Peacocks have long been admired for their spectacular beauty and in many cultures legends have grown up concerning the origin of peacocks and their symbolism. In China, as early as the Han dynasty peacocks are found in literature, such as the well-known yuefu called ‘A Pair of Peacocks Southeast Fly, which tells a tale of the unwavering devotion between a couple torn apart by their families. It is possible that the current pair of peacocks may indeed have been created in reference to this devotion. By the Tang dynasty peacocks were well known in China, and indeed some districts paid tribute in peacocks, their feathers being used both for imperial decoration, and for the designation of official rank. Later, in the Ming dynasty, the peacock became established as the insignia of civil officials of the third rank. However, as early as the Tang dynasty, peacock feathers were apparently bestowed on both civil and military officials as marks of imperial favour, rewarding faithful service. In the Qing dynasty imperial fans were made of peacock feathers, and the wearing of a peacock feather with a coral knob on an official hat was restricted to officials of the first rank.

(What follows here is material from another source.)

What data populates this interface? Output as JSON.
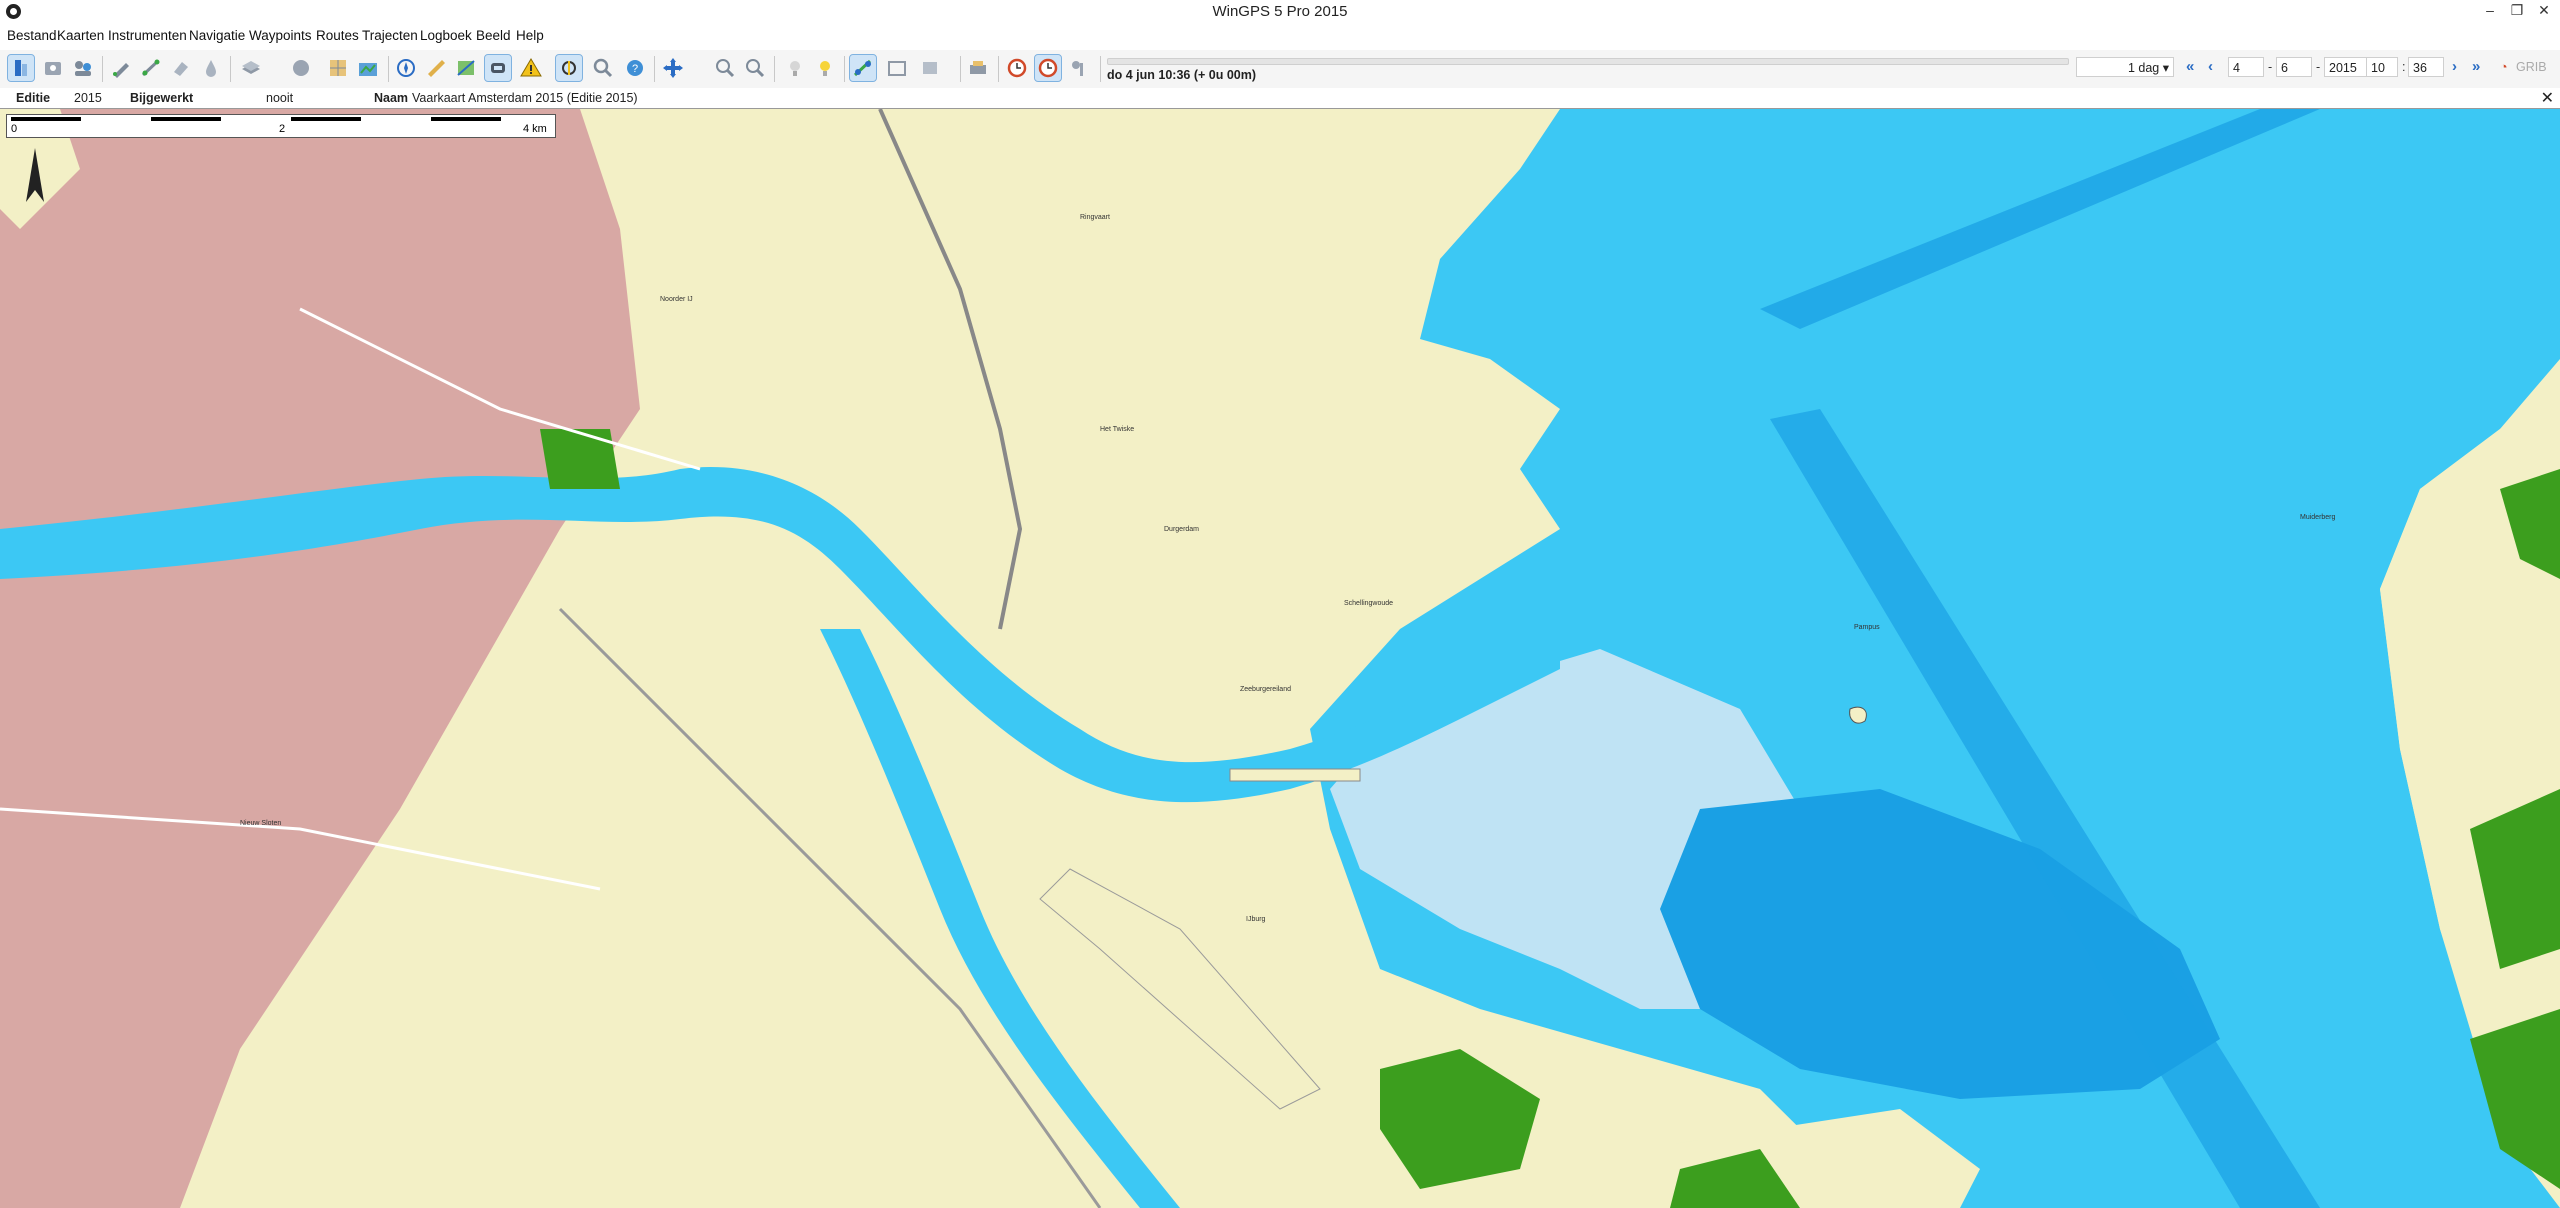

In Buddhism, the peacock is particularly associated with the Bodhisattva Avolokitesvara (Guanyin). One of the stories relating to the Chinese Guanyin tells of Guanyin summoning a large bird with dull plumage, sweeping her hands across her own face and then over the feathers of the bird. The bird was suffused with brilliant lights and colours, to the extent that other creatures had to look away. When they looked back they saw that each of the bird’s 100 tail feathers contained an eye. Guanyin explained this by saying that, as she was unable to be omnipresent in watching over them, the eyes in the peacock’s tail would keep watch for her and remind them of her constant care.
The green peafowl Pavo muticus is found today in Southeast Asia and north-eastern India, Tibet, and the south-western Chinese province of Yunnan. Indeed the city of Jinghong, which is the capital of the Xishuangbanna Dai Nationality Autonomous Prefecture in Yunnan province used to be known as Jingyong, the ‘City of Peacocks’. From there peacock feathers were sent to the court as tribute, and men of this area were famous for their peacock dances. This tribute in peacocks, as well as his pleasure in watching the birds when he was at leisure, was noted by the Qianlong Emperor in his inscription on an anonymous scroll painting, dated to 1758, in the collection of the Palace Museum, Beijing, entitled Emperor Qianlong watching the Peacock in its Pride, although he specifies that these birds were sent as tribute by foreign envoys (Illustrated in The Complete Collection of Treasures of the Palace Museum 14 Paintings by the Court Artists of the Qing Court, Hong Kong, 1996, pp. 192-5, no. 42). This painting shows the emperor observing two male peacocks in the gardens of the Yuanmingyuan, and the emperor further notes in his inscription that after five years of nurture the birds had learned to fan their tails. Undoubtedly the emperor sought not only to reference the tribute paid by foreign nations, and to expound his appreciation of the peacock’s beauty, but also to draw attention to his own culture and enlightenment through association with these magnificent birds. This latter message may also have been in the mind of the patron who commissioned the current beautiful cloisonné peacock group.
International Academic Director Asian Art